Analyst Tim Bajarin recently spoke with some of Apple’s competitors, and he received some interesting feedback on just how they feel about Apple, and more tellingly, what they FEAR about Apple.
Bajarin, writing for Tech.pinions:
The first thing they told me is that they really respect Apple and find them to be very important to the industry in general. And to a company, they feel an exceptional team of leaders runs Apple and they fully expect Apple to have a leadership role in PCs, tablets and smartphones for many years, even with Steve Jobs out of the picture.
When Bajarin asked them what they really fear about Apple, he didn’t receive expected answers like “great industrial design”, or the fact that Apple owns their software, hardware, and services, or even their $117 billion in cash. What really has them running scared? “…the fact that Apple sees the future and then creates products that people want, even if people do not know they want them.”

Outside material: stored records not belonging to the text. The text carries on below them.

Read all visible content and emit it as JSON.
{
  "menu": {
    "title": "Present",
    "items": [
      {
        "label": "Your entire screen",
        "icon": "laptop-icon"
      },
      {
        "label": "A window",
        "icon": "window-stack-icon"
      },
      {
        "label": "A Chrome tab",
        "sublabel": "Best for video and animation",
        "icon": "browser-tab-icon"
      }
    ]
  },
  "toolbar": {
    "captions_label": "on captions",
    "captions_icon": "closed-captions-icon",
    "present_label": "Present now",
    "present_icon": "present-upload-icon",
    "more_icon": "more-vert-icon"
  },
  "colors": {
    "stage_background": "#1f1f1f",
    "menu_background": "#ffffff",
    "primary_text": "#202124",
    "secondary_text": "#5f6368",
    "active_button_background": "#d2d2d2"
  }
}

Most of the companies Bajarin spoke with create their products along an evolutionary timeline. Their desktops, laptops, and mobile devices are created with the idea of making them faster and better looking.

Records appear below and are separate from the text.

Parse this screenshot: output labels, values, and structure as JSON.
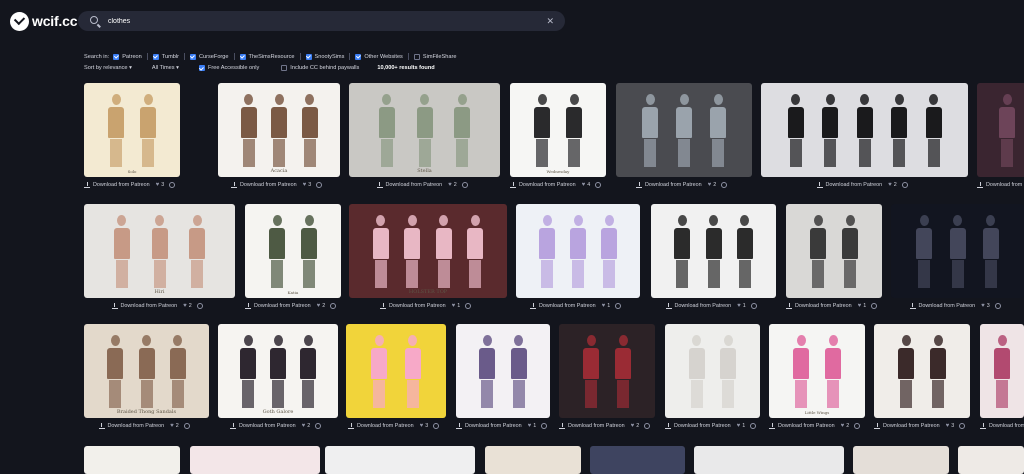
{
  "app": {
    "logo_text": "wcif.cc"
  },
  "search": {
    "value": "clothes",
    "placeholder": ""
  },
  "filters": {
    "search_in_label": "Search in:",
    "sources": [
      {
        "label": "Patreon",
        "checked": true
      },
      {
        "label": "Tumblr",
        "checked": true
      },
      {
        "label": "CurseForge",
        "checked": true
      },
      {
        "label": "TheSimsResource",
        "checked": true
      },
      {
        "label": "SnootySims",
        "checked": true
      },
      {
        "label": "Other Websites",
        "checked": true
      },
      {
        "label": "SimFileShare",
        "checked": false
      }
    ],
    "sort_label": "Sort by relevance",
    "time_label": "All Times",
    "free_accessible": {
      "label": "Free Accessible only",
      "checked": true
    },
    "include_paywall": {
      "label": "Include CC behind paywalls",
      "checked": false
    },
    "results_count": "10,000+ results found"
  },
  "download_label": "Download from Patreon",
  "cards": [
    {
      "likes": "3",
      "caption": "Solo"
    },
    {
      "likes": "3",
      "caption": "Acacia"
    },
    {
      "likes": "2",
      "caption": "Stella"
    },
    {
      "likes": "4",
      "caption": "Wednesday"
    },
    {
      "likes": "2",
      "caption": ""
    },
    {
      "likes": "2",
      "caption": ""
    },
    {
      "likes": "",
      "caption": ""
    },
    {
      "likes": "2",
      "caption": "Hiri"
    },
    {
      "likes": "2",
      "caption": "Katia"
    },
    {
      "likes": "1",
      "caption": "HOLSTER TOP"
    },
    {
      "likes": "1",
      "caption": ""
    },
    {
      "likes": "1",
      "caption": ""
    },
    {
      "likes": "1",
      "caption": ""
    },
    {
      "likes": "3",
      "caption": ""
    },
    {
      "likes": "2",
      "caption": "Braided Thong Sandals"
    },
    {
      "likes": "2",
      "caption": "Goth Galore"
    },
    {
      "likes": "3",
      "caption": ""
    },
    {
      "likes": "1",
      "caption": ""
    },
    {
      "likes": "2",
      "caption": ""
    },
    {
      "likes": "1",
      "caption": ""
    },
    {
      "likes": "2",
      "caption": "Little Wings"
    },
    {
      "likes": "3",
      "caption": ""
    },
    {
      "likes": "",
      "caption": ""
    }
  ],
  "colors": {
    "accent": "#3b7ef5",
    "background": "#13151d",
    "search_bg": "#262937"
  }
}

Apple takes a different path to success. Future products are approached two ways. First, they look at an existing product and find its flaws. Then they redesign the product around what they believe the consumer wants, and then they tie in advanced software and services. They create complete solutions.
A great example of this approach is the iPod. Apple did not invent the MP3 player, they merely reinvented it. Apple added their magic to it by building an eco system of software, services, and content. Today they still own 70% of the MP3 player market, with no true competitors in the space.
The iPhone and iPad were created using the same line of thinking. Apple was not the inventor of smartphones and tablets. They merely refined them. Give the people what they want, before they even know they want it.
Living with Apple hanging over their heads keeps its competitors in Apple’s shadow, waiting for the next product to drop, so they can attempt to follow the trend it sets.